The Unraveled Tale of Fish and Chips

The Quintessential British Delight: The Unraveled Tale of Fish and Chips

Fish and chips – that beloved British dish that conjures images of newspaper-wrapped parcels, the salty sea air, and the cozy warmth of a local chippy. It’s not just sustenance; it’s an edible institution, a juxtaposition of crispy and tender, fried in golden torpor, hallmarked with a slap of vinegar and a dusting of salt. Bursting with flavor and history, the story of fish and chips is as rich as the dish itself, and resonates far beyond the shores of the United Kingdom.

A Brief History of a Culinary Icon

The exact origins of fish and chips remain shrouded in the mist of time, but it is widely agreed that this iconic dish emerged in England sometime in the 19th century. Standing at the crossroads of the industrial revolution and the fishing industry boom, fish and chips were affordable and accessible, quickly becoming staple street food. At a time when meat was a luxury and fresh fish was rarely eaten without being salted or pickled, a cheap, hot meal of fried battered fish and chunky chips was a revelation.

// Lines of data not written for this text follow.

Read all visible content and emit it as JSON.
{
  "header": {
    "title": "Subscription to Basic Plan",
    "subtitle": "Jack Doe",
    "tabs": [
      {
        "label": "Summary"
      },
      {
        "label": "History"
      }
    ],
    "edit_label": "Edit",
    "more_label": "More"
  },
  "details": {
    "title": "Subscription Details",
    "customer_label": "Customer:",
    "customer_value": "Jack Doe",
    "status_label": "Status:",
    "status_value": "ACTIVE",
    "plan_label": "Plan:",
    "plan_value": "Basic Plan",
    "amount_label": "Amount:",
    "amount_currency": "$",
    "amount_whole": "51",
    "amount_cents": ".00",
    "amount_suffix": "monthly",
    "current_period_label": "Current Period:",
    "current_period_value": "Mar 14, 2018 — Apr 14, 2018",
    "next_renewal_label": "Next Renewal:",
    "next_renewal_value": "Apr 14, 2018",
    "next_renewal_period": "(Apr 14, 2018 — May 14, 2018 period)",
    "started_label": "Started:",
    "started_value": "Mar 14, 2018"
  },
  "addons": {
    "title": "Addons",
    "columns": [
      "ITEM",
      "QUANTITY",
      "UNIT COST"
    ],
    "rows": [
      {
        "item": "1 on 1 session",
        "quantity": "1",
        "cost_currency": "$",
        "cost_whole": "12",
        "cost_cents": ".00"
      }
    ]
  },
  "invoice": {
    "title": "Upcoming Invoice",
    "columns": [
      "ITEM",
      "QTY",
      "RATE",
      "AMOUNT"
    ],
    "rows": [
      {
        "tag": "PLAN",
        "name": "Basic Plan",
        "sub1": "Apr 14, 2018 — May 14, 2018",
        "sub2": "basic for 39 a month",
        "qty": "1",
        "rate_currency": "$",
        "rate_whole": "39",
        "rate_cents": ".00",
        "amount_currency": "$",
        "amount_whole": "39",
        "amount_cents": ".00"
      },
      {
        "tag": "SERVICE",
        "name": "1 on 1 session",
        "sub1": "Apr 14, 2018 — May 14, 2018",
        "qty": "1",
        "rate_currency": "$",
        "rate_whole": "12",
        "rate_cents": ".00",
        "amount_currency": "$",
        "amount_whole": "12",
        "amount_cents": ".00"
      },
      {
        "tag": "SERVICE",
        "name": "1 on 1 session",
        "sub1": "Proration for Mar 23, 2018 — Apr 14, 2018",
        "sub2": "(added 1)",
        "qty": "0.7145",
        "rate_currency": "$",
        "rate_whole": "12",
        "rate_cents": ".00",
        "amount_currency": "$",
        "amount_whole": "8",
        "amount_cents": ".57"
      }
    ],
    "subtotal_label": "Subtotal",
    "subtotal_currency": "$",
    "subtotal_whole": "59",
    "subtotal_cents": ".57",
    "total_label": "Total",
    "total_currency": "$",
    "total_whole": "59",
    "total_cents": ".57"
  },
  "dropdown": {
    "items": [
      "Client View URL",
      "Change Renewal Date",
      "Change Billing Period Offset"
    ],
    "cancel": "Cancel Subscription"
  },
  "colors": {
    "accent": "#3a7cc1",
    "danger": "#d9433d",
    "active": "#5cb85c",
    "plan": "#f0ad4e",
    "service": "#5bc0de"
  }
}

The dish’s inception coincided with the rapid proliferation of street food vendors, and before long, ‘fish and chip shops’ or ‘chippies’ became part of the urban fabric, populating the street corners of cities and towns across the country.

A Cultural Touchstone

For generations of Britons, a meal of fish and chips conjures up memories of seaside holidays, family outings, or nights spent at the local pub. It is engrained in the national consciousness, celebrated through songs like “When The Boat Comes In” and the acclaimed musical ‘Oliver!’ with its leave-emotional-laden “Food, Glorious Food” scene.

But the cultural impact extends beyond the UK; the dish has transcended borders and become a global symbol of British cuisine. In the United States, fish and chips outlets – often serving the dish with a side of coleslaw – are as ubiquitous as the burger joints. Commonwealth countries, particularly Canada and Australia, have also embraced this gastronomic import.

The Art of the Chip and the Fry

A critical element of the fish and chips experience is the quality of the ingredients and the artistry of the preparation. The ‘chippy’ that masters this balance ensures that the chips are the perfect ratio of fluffy interior to crispy exterior. Potatoes are an essential starting point; a floury variety like Maris Piper is commonly used, sliced and twice-fried to achieve that distinctive texture.

When it comes to the fish, the choice is traditionally cod or haddock. The fillets are dipped in a light, crispy batter, most often made with a blend of flour, sparkling water, and sometimes a dash of beer to add depth. The fish is then fried until the batter is golden and the flesh flaky and moist, a labor of love that results in the quintessential fish and chips meal.

Sustainability and Change

While fish and chips are a stalwart in the British diet, the industry has been pressured to adapt to myriad factors. Today, sustainability is at the forefront, with a necessary shift towards using different fish species, such as pollock or coley, which are more abundant than the traditional cod or haddock. There’s also a rising call for healthier versions, which has led to innovations like oven-baked, gluten-free, or reduced-fat options.

In the age of fast food and busier lifestyles, the appeal of a hot, ready-to-eat meal from a chippy is as strong as it was in Victorian England. Fish and chips street vendors today must balance the art of their craft with modern demands – speed, sustainability, and health – while keeping the magic of the dish alive.

The Future of the Chippy

The traditional chippy is not just an eatery; it’s a community hub, an employer, and a cultural ambassador. With an eye to the future and the resilience that has seen it through world wars and economic downturns, the humble fish and chip shop continues to evolve and adapt.

Technology is also reshaping the sector, with modern chippies now offering online ordering, delivery services, and even franchising opportunities. The ‘chip-on-the-shoulder’ attitude of the chippies and their undying commitment to quality and convenience provide assurance that fish and chips will endure.

A Conclusion Wrapped in Paper

The tale of fish and chips is a narrative rich with flavor, culture, and the essence of ‘Britishness.’ It’s a story of culinary ingenuity, industrial revolutionality, and cultural continuity. More importantly, it’s an ongoing story; an edible legacy that continues to captivate new audiences and weave its golden thread through the tapestry of life in Britain and beyond.

For those who’ve yet to experience the joy of unwrapping a warm parcel of fish and chips, it is a moment anchored in the simple pleasures – the unsuspecting harmonies of textures and tastes. For those who have, each subsequent encounter is not just a meal, it’s a reflection of tradition, a conduit to moments past and present, savored with gratitude.

To the humble fish and chip – wrapped in paper, and now, digitally consumed – you are more than a dish. You are a cultural artifact, a delectable emblem, and quite possibly, the perfect street food.

Check Also

The UK’s Underrated Sliders and Burgers Scene

Savoring the Street Flavors: Unveiling the UK’s Underrated Sliders and Burgers Scene The United Kingdom …

Leave a Reply

Your email address will not be published. Required fields are marked *